Read to Feed/Sock Drive for People Who are Homeless

Thurmont Middle School, 7th grade language arts students, Frederick County, Melanie Ware

Students read articles on the problems of hunger and homelessness and completed activities which support Frederick County Public School's (FCPS) curriculum using the information they learned. Students participated in a read-a-thon where they were "paid" in canned food by sponsors for reading a certain number of minutes per night. My four classes alone raised over 600 cans of food for our local food bank; the entire 7th grade brought in more than 1200 cans of food. Next, guest speakers from the Coalition for the Homeless in Washington, D.C. came to our school for an excellent discussion on the topic of homelessness. Two men who had been homeless spoke to the students about their personal experience. Then, we watched United Streaming video clips on frostbite in a continued discussion of hardships of homelessness and again, used the information in activities which support FCPS curriculum. Lastly, we collected over 300 pairs of socks and mailed them to the Coalition to be distributed to the people who are homeless on the streets of our nation's capital. Students reflected on these experiences several times throughout the project.

Best Practice 1: What recognized community need was met by your project (e.g. health, education, environmental or public safety need)?

Our reading specialist brought the need for canned food at our local food bank to our attention. The guest speakers from the Coalition for the Homeless called our attention to the need for socks for the people who are homeless.

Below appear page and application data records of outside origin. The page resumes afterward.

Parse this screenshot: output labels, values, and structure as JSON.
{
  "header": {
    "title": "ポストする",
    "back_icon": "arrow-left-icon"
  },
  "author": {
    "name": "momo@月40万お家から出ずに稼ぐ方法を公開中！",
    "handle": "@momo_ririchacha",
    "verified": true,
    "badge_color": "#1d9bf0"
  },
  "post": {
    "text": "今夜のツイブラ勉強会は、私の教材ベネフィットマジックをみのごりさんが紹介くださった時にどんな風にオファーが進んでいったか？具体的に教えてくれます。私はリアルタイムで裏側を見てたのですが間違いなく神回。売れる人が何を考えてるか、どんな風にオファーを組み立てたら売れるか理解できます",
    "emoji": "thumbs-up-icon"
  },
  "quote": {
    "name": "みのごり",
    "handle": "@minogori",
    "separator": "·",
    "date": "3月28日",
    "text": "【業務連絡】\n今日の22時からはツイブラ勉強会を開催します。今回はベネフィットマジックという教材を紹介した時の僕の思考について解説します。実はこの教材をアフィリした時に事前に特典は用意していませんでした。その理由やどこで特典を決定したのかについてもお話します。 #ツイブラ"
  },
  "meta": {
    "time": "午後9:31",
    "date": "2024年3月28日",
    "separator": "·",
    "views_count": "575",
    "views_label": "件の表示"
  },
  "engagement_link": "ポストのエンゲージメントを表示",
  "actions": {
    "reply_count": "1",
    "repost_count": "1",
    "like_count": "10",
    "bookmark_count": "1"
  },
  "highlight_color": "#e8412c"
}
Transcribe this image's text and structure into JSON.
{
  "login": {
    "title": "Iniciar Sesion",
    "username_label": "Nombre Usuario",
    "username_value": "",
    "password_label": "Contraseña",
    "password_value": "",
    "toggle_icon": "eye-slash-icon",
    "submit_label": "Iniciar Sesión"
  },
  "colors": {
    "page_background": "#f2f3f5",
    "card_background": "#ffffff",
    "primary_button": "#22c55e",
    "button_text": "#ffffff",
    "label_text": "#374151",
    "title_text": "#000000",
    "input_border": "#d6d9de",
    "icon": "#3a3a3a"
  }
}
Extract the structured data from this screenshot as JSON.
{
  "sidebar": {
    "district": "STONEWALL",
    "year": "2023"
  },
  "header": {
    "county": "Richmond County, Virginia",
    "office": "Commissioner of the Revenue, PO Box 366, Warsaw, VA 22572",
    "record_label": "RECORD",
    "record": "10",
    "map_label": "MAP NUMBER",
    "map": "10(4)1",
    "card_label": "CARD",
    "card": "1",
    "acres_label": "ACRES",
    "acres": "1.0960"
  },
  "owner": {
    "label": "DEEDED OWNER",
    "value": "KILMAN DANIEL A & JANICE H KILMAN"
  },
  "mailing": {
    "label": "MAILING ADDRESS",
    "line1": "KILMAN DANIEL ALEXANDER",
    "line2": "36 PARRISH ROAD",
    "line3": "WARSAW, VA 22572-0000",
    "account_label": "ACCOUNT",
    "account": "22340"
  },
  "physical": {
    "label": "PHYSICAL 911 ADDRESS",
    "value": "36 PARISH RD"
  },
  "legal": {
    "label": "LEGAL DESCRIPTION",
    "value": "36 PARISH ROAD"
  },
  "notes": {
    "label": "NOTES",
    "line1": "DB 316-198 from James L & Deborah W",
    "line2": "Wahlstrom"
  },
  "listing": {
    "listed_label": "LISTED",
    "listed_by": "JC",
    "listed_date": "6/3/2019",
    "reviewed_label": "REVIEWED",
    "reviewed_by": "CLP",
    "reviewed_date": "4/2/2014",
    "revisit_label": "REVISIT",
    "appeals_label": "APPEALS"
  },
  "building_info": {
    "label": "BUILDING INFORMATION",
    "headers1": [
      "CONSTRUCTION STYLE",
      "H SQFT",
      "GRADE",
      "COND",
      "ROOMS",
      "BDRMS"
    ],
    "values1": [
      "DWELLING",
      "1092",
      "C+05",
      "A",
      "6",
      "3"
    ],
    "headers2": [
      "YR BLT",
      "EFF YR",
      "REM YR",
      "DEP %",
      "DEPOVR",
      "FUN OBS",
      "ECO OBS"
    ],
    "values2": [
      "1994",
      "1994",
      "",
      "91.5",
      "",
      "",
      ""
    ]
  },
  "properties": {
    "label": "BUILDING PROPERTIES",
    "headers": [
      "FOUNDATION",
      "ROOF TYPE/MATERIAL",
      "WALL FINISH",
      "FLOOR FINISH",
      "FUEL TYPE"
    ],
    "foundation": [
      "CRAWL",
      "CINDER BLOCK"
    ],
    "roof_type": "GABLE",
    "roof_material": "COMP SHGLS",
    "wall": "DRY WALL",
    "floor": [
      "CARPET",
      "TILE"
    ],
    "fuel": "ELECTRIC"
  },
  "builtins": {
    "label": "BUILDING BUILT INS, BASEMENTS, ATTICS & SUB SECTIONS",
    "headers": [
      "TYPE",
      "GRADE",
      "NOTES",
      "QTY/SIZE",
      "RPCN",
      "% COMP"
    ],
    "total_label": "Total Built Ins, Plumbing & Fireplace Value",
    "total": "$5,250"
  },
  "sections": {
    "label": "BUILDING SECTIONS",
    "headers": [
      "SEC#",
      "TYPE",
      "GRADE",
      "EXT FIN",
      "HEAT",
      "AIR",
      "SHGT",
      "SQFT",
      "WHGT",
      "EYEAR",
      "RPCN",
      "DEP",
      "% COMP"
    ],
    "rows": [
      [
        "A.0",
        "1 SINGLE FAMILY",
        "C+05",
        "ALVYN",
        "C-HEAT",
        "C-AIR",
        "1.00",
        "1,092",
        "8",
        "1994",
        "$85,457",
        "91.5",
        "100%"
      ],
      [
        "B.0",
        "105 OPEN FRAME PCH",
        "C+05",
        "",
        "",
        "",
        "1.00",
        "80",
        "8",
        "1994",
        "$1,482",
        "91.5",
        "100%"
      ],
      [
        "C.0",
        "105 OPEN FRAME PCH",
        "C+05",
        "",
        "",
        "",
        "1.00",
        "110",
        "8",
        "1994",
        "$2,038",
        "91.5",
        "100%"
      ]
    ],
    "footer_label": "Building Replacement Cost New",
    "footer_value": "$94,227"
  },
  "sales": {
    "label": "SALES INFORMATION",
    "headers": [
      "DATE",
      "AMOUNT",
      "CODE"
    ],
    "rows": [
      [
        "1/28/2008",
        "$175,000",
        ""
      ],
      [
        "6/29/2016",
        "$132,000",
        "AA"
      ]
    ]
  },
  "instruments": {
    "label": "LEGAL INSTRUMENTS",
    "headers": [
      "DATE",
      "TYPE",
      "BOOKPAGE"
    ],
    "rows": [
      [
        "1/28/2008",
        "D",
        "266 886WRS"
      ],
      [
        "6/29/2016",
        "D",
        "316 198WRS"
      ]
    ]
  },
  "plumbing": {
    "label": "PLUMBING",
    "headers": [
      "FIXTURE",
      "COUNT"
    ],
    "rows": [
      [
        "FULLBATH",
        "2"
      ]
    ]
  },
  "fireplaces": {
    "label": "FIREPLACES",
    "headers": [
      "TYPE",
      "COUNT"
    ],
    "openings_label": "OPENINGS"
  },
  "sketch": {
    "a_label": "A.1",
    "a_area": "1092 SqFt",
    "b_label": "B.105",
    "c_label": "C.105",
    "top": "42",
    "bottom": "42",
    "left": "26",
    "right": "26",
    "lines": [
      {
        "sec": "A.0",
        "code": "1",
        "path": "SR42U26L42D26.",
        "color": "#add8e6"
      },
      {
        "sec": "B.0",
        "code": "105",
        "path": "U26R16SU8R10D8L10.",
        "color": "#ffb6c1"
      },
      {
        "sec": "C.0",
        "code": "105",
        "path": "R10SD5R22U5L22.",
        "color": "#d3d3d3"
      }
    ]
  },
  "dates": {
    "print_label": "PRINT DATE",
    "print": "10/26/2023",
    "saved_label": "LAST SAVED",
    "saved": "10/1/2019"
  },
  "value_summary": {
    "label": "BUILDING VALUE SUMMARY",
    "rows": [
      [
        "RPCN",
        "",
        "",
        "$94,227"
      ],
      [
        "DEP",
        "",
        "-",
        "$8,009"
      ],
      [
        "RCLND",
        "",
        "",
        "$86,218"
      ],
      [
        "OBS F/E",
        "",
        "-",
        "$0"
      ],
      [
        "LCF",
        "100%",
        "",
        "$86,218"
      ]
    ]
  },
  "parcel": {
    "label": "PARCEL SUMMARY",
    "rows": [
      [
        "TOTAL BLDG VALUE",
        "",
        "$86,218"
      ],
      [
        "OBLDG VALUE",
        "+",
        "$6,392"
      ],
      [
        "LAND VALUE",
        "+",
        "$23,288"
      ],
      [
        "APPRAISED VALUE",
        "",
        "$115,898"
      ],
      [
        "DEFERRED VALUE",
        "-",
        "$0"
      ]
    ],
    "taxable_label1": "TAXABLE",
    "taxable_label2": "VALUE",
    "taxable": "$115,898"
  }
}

Our local community which is a poor, white, rural community was helped by the canned food brought to the food bank. The homeless in Washington, D.C. were helped by the sock drive. The students were also helped for they were shown that even at 12 years old, they can make a difference in the world and bring about change.

Best Practice 2: How was the project connected to school curriculum (e.g. what course outcomes were met and/or how did the project reinforce or enhance student academic learning)?

The information from articles and the United Streaming video clips were used to meet the following indicators from FCPS Curriculum:
  • compare and contrast with prior knowledge as well as each other
  • draw inferences from the information and act upon it
  • explain the usefulness of information
  • write letters (to thank the guest speakers from the Coalition for the Homeless)
  • Language Usage indicators were met in students' letter writing

Best Practice 3: How did you reflect on your experience throughout the project?

Students reflected through discussion and two class questionnaires presented after each experience. Reflection encouraged students to think about their involvement in this project, its impact, and the way taking part in it would affect them in the future.

Best Practice 4: How did students take leadership roles and take responsibility for the success of the project?

Students took leadership by finding sponsors for the read-a-thon, managing their time to allow for maximum minutes of reading each night, and by requesting to have a sock drive after hearing the guest speakers from the Coalition for the Homeless discuss the need for warm socks during the winter months.

Best Practice 5: What community partners did you work with on this project (e.g. non-profits, civic organizations, business that provided donations, etc.)?

The local food bank and the Coalition for the Homeless were the community partners involved in this project.

Best Practice 6: How did you prepare and plan ahead for the project?

I planned with 7th grade language arts team members in developing the lessons, as well as with our Reading Specialist. The classes' ideas led me to plan for the sock drive with the help of the students since this portion was student-generated. We had to make copies of the articles and pledge sheets, find the United Streaming video clips, create reflection sheets, contact the guest speakers and arrange for them to present, send out emails to coordinate schedules so that all students could attend, count canned food, deliver it to the food bank, box the socks and mail them to Washington D.C., and mail thank you letters.

Best Practice 7: What knowledge and skills did students develop through this project?

The students became more aware of the problem of hunger and homelessness in our area, learned to compare and contrast information, make inferences, write better letters, and most importantly, realize that they could make a difference in our world. They learned empathy and compassion and generosity which are as important as any curricular indicator for it helps them become good human beings.